A connection between stress and substance abuse may be obvious to many. The question that remains, however, somewhat resembles the “chicken or the egg” theory. Does stress lead to addiction? Or is it addiction that leads to stress? The presence of substance abuse (drug addiction or alcoholism) produces a significant amount of stress.
Apparently, it’s ridiculously easy to launch an epidemic to any drug you choose. And it will work with not just ONE drug, but ONE DRUG AFTER ANOTHER. Addiction to many drugs can be instigated in a heartbreaking series though use of this one simple tactic .
Drug addicts will never cease to amaze society with their creativity for finding new, cheap, legal ways to get high. Years ago Jr. High and High School-aged kids frequented pharmacies to purchase and consume mass quantities of Robitussin cough syrup, Coricidin Cold and Cough (known as “Triple C’s”) and Dramamine motion sickness medication to get a cheap LSD-type high that is undetectable on drug tests. These drugs are legal, sold over-the-counter without a prescription, and can be purchased by anyone, regardless of age.
When someone goes into treatment, they are vulnerable and they hope to figure out their problems and start a new life once they are done.
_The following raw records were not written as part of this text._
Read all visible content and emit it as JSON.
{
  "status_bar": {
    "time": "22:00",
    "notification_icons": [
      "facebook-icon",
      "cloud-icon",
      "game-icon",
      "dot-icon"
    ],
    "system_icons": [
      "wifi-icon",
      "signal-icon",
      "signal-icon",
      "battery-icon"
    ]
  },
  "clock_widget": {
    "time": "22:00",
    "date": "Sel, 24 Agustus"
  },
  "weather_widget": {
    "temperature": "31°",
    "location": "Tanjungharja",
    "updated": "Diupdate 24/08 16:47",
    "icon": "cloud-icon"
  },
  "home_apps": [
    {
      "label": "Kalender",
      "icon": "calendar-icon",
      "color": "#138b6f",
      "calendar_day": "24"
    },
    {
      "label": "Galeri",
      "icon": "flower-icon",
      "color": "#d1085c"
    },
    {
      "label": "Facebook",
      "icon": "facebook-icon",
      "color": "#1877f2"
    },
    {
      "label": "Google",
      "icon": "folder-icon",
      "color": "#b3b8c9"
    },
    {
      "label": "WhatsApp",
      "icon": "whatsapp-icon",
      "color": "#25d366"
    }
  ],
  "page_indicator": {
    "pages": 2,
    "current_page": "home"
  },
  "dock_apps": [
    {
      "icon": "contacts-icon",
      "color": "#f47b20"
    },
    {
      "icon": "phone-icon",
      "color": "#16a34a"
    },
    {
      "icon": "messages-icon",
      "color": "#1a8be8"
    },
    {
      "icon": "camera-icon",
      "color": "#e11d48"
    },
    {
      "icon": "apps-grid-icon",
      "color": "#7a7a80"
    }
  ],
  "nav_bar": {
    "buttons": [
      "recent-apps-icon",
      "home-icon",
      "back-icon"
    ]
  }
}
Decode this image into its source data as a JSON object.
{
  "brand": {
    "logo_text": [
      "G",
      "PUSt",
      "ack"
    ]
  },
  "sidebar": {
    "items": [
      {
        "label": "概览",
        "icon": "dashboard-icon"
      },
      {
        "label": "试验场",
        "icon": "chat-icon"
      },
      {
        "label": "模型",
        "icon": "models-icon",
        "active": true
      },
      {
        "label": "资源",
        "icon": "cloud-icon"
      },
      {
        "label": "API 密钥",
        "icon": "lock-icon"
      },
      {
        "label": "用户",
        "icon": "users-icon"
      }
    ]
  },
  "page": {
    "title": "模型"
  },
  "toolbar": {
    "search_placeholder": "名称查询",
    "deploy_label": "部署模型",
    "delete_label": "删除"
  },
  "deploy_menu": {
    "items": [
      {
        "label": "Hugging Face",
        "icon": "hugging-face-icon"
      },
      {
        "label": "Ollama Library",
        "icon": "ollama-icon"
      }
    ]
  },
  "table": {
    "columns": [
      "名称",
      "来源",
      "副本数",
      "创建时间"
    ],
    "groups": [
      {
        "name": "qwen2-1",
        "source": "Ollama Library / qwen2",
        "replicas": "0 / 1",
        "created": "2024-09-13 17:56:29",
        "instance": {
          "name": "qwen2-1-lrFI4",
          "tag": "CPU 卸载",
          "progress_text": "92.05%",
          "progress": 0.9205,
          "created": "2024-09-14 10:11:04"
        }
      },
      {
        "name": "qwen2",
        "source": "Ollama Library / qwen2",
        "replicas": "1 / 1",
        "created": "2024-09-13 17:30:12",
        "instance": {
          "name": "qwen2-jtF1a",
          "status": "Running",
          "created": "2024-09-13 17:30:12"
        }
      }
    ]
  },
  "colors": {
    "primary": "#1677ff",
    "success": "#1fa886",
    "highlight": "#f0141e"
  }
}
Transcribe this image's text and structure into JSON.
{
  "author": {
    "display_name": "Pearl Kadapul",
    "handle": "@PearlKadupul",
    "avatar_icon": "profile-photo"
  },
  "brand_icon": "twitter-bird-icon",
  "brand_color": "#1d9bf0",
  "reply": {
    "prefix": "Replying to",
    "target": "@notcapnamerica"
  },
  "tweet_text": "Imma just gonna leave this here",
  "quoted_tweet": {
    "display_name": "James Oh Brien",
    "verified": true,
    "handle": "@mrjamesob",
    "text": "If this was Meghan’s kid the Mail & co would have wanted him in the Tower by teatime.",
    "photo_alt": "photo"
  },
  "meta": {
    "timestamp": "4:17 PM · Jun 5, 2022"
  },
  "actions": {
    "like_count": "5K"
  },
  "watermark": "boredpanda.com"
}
Unfortunately, too often they go to a rehab center where treatment comes secondary to turning a profit.
Guns and addiction to alcohol or drugs could be a very bad mix. Should states allow a person using or addicted to drugs or alcohol to possess or use a gun?
The behavior of an addicted person can be baffling and frustrating. Learn what these traits are and what you can do about it.
According to HealthResearchFunding.org, the average person with a Xanax addiction will take between 20-30 pills every day. The drug severely inhibits a person’s reasoning ability and, in addition, it is often mixed with other drugs and alcohol.
What could be worse than the mainstream use and acceptance of hardcore psychedelic drugs? The only thing that comes to mind is the sudden popularity of “mircrodosing” LSD.
From personal experience and multiple years of working one-on-one with addicts, I have seen the ups and the downs that go along with "miracle cures” like Suboxone.
At one time, it was primarily the young who struggled with drug use and addiction. That pattern no longer exists. New information reveals that more middle-aged Americans are continually being added to the rolls of the addicted.